Researchers are looking on novel waveguide technologies that might give similar benefits for applications in the ultraviolet to the infrared band. These systems open up a considerably wider range of applications, including chemical sensing spectroscopy, precision metrology, and computing.
A study published by AIP Publishing in the journal APL Photonics gives an overview of the area of ultra-wideband photonic waveguide systems based on wide bandgap semiconductors. With these waveguides and integrated circuits, important components of ultra-high-performance systems may be moved to the chip size rather than massive tabletop devices in a lab, resulting in power-efficient, compact solutions.
Key components and subsystems for applications like atomic clocks, quantum communications, and high-resolution spectroscopy have traditionally been built in racks and on tabletops. This was important because, among other things, they operate at wavelengths that are not accessible to silicon waveguides because to their smaller bandgap and other absorption qualities in the UV to near-IR, which restrict optical power handling capabilities.
Now that the silicon market has been addressed for telecommunications and LIDAR applications, we are exploring new materials that support an exciting variety of new applications at wavelengths not accessible to silicon waveguides.Daniel J. Blumenthal

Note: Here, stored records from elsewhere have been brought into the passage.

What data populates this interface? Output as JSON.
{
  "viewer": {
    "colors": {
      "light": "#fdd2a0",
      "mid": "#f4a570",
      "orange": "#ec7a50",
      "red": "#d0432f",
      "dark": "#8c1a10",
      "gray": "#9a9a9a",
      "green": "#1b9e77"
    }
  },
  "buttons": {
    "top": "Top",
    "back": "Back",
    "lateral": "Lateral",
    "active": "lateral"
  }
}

Photonic integration systems based on waveguides constructed with broad bandgap semiconductors with ultralow propagation losses have been investigated by Daniel J. Blumenthal and his colleagues in Santa Barbara, California.
“Now that the silicon market has been addressed for telecommunications and LIDAR applications, we are exploring new materials that support an exciting variety of new applications at wavelengths not accessible to silicon waveguides,” said Blumenthal. “We found the most promising waveguide platforms to be silicon nitride, tantala (tantalum pentoxide), aluminum nitride, and alumina (aluminum oxide).”
Each platform has the ability to address distinct applications, such as visible to near-IR atomic transitions in silicon nitride, raman spectroscopy in tantalum pentoxide, and UV interactions with atoms in aluminum oxide for quantum computing.
Putting functionalities like ultralow linewidth lasers on lightweight, low-power devices can help applications like atomic clocks in satellites and next-generation high-capacity data center interconnects. As data center capacity grows, standard fiber interconnects reach their power and space limits, this is an area of significant interest.
Next-generation photonic integration, according to Blumenthal, would necessitate ultra-wideband photonic circuit platforms that scale from UV to IR, as well as a broad set of linear and nonlinear circuit functionalities, ultralow loss, and high-power handling capabilities.